Generating fresh water from sea water is a vital capability for Navy ships, yet current shipboard systems struggle to remove contaminants from the water found in coastal areas. To improve this capability, Alion Science and Technology, an employee-owned, engineering, R&D, IT and operational solutions company, was awarded a $5 million contract to develop an advanced, energy-efficient shipboard desalination system for the Office of Naval Research (ONR).
Under these contracts, Alion will develop desalination plants that include advanced micro filter cleaning processes while also requiring lower power, volume and weight than current systems. Alion will design two systems: a smaller unit which can purify up to 4,000 gallons per day, and a larger one designed to treat up to 100,000 gallons of water daily.
While existing systems can operate effectively more than 99 percent of the time in the open ocean, their uptime drops to as low as 50 percent in littoral and near-shore environments, according to ONR; the systems were simply not designed to deal with the volume and types of biological and chemical particulates found along coastlines. Alion will develop and integrate new technologies to bring system availability to 95 percent in the littorals while also reducing maintenance needs.
Greg Bryant, Alion Senior Vice President and Manager of Integrated Solutions Group, explained that operating in coastal areas are essential to the Navy’s strategy. “We are confident that we can meet ONR’s design requirements and performance goals and deliver units ready for shipboard evaluation,” Bryant said, adding, “Alion’s unique technologies, coupled with our experience developing a prior version of a Navy desalination system, will help provide future combatant ships with the ability to operate for extended periods in both open and littoral waters.”
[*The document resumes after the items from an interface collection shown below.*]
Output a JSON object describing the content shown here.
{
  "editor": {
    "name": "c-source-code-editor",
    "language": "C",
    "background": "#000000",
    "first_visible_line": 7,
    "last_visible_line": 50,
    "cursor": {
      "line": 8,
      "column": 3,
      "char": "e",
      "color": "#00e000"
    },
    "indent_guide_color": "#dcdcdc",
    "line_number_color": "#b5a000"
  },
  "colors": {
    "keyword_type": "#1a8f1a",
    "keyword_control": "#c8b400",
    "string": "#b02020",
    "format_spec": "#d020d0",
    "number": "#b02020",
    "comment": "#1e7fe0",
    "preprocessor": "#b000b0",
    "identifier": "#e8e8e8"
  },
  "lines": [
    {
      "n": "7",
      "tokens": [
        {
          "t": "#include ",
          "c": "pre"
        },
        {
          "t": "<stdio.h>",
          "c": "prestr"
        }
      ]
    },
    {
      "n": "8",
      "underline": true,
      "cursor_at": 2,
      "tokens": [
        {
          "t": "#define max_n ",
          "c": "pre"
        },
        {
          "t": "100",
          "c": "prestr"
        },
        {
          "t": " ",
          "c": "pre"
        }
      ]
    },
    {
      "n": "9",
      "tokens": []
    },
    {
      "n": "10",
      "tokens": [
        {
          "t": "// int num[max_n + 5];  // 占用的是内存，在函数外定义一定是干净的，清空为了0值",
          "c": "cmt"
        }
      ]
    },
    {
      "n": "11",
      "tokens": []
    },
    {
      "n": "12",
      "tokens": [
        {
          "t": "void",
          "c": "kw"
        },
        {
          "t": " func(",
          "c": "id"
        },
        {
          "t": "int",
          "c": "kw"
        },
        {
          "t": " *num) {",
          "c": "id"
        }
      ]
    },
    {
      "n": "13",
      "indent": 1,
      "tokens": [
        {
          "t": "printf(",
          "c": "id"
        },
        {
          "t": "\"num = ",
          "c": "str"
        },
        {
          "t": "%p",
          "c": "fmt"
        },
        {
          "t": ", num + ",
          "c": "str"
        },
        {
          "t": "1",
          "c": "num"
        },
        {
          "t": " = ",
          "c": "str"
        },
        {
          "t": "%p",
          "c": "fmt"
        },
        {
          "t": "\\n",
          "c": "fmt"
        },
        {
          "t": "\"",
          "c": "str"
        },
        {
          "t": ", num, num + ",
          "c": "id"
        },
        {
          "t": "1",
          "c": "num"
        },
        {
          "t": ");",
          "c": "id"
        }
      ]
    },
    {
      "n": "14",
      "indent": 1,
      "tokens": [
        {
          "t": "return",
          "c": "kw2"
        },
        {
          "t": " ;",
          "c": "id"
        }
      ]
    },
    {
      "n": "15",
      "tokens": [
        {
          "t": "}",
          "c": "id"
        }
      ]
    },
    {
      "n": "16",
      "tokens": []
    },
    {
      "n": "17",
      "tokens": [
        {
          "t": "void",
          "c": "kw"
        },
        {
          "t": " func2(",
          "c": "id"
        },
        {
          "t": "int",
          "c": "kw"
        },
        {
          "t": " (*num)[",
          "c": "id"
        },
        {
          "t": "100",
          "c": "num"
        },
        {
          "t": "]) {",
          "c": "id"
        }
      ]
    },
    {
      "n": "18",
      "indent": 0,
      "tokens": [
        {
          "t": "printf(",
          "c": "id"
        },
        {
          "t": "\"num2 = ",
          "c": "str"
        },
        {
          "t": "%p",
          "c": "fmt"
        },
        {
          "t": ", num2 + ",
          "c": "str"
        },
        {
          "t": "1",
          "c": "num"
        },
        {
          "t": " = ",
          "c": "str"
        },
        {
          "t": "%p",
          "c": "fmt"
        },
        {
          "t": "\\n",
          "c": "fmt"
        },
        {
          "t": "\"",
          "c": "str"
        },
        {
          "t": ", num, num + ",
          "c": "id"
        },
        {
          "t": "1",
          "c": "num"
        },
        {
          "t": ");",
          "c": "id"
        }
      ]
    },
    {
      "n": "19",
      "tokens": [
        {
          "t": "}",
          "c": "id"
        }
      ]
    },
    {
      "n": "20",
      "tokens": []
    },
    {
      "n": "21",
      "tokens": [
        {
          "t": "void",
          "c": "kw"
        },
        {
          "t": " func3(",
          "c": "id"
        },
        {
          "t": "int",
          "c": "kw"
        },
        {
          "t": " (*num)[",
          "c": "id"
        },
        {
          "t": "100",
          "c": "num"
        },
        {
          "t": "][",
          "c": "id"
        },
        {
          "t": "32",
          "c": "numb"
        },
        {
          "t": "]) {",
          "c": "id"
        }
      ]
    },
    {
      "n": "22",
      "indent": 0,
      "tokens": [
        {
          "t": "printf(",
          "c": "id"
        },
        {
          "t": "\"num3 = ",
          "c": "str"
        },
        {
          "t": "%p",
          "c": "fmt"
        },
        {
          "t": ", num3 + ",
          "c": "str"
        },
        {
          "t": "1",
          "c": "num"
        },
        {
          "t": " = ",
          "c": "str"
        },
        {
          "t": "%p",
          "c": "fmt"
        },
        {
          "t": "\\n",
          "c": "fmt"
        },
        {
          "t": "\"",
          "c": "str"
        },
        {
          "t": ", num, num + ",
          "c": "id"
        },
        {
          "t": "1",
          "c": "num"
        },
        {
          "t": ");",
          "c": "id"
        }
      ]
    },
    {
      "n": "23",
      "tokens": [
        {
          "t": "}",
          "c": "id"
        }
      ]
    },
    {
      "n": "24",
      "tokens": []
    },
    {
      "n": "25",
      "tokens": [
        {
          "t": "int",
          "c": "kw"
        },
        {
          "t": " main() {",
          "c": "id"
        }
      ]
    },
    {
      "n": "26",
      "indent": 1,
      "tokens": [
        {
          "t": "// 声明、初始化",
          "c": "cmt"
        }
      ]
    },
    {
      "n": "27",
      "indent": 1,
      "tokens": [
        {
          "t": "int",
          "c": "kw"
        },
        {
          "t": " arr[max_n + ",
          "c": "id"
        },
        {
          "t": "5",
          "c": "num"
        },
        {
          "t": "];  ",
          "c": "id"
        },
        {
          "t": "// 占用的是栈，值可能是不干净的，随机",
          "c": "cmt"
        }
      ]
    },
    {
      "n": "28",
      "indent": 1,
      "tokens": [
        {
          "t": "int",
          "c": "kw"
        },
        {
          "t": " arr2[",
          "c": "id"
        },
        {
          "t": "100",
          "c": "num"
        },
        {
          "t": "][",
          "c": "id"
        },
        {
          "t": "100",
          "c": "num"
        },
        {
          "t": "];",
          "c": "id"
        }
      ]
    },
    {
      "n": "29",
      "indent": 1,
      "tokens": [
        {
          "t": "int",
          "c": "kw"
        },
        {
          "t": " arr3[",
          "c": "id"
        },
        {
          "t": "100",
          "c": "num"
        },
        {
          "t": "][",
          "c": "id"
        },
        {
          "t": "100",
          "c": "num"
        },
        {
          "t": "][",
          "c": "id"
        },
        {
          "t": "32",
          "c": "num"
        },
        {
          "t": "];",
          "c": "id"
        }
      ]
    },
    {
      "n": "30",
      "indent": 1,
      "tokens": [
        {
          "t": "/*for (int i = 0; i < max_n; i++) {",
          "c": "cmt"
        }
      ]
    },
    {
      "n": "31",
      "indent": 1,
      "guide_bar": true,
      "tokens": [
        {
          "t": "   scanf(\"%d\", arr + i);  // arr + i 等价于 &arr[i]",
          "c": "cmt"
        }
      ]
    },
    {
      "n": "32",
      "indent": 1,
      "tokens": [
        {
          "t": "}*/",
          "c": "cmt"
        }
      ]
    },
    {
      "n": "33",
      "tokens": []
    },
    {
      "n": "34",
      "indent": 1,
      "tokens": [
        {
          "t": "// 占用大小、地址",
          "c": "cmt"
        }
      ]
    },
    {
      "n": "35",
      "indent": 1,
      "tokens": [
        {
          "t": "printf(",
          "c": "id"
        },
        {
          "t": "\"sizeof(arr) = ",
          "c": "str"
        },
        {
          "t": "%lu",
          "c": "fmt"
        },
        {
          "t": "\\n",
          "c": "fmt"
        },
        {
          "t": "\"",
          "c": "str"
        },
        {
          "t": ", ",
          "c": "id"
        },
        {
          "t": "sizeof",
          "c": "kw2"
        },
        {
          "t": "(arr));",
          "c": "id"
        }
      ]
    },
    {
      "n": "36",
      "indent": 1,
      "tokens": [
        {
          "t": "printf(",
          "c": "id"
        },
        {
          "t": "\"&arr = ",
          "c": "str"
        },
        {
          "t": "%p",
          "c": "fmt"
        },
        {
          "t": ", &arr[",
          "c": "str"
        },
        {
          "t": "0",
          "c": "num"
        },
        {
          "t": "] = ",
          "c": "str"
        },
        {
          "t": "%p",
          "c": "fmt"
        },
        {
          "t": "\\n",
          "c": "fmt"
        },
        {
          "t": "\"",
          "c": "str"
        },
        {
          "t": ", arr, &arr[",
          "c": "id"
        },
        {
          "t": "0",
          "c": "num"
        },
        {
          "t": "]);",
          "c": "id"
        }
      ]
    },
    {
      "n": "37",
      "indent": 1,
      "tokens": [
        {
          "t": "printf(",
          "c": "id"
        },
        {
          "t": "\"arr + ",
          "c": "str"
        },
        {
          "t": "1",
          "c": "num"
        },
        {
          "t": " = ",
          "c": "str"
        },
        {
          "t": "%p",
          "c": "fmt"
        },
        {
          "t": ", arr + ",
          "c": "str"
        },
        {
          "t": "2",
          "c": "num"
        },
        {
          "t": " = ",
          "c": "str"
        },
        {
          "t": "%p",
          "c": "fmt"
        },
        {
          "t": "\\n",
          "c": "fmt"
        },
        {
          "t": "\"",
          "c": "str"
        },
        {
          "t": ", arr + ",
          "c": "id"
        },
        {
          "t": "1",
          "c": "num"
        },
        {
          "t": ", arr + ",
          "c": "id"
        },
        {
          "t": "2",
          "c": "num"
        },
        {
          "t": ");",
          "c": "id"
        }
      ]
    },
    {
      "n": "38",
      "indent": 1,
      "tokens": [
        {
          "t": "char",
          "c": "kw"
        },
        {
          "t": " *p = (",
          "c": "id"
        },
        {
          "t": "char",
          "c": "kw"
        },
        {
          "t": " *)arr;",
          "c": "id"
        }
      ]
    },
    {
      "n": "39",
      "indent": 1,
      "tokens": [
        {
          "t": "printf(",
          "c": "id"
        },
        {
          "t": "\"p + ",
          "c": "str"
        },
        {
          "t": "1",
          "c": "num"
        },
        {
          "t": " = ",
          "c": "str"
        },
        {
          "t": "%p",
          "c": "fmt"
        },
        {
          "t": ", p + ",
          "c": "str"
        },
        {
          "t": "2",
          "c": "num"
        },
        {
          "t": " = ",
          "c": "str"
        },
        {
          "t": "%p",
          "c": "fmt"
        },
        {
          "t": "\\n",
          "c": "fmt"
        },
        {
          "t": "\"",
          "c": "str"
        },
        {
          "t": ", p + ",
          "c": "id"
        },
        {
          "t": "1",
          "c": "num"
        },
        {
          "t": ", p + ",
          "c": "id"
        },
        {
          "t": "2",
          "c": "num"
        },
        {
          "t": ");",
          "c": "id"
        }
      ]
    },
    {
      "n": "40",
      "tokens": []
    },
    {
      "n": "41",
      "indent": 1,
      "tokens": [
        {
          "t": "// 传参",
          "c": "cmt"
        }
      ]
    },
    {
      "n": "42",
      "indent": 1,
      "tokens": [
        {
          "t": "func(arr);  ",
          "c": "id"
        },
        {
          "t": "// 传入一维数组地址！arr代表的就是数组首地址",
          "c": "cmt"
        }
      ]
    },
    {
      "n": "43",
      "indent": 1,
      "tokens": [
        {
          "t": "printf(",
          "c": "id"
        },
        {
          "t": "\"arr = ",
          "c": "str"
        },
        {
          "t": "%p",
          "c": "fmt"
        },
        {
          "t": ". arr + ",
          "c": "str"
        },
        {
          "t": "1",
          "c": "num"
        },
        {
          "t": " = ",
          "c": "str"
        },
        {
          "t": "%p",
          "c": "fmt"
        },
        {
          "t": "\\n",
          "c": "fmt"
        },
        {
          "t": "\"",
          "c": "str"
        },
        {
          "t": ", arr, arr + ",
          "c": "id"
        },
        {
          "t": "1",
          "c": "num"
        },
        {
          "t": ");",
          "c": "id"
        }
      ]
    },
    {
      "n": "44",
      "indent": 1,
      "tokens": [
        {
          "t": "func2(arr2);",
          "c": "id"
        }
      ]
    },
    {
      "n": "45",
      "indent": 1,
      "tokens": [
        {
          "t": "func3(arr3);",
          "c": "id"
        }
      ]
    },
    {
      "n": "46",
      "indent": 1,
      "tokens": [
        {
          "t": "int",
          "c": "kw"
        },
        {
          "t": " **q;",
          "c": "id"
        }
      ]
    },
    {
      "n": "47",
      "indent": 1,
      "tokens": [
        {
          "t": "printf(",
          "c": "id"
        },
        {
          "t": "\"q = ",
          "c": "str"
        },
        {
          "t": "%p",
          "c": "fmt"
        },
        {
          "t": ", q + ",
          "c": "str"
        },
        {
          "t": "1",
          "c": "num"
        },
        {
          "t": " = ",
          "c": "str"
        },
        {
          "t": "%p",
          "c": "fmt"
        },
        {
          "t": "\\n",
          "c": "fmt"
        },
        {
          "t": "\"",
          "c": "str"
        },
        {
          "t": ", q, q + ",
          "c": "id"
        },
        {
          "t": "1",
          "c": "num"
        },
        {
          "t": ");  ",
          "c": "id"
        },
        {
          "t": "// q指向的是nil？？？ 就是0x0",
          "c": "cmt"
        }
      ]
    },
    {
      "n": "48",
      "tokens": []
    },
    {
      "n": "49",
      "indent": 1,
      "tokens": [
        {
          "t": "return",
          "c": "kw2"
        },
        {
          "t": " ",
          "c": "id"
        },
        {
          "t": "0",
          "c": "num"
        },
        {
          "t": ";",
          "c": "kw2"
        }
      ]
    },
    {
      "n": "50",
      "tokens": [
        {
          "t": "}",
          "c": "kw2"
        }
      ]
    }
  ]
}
ONR’s Advanced Shipboard Water Desalination program is being developed through the Future Naval Capabilities program. Full prototype demonstrations are expected in 2014.
Source: Alion Science and Technology
Date: Apr 25, 2012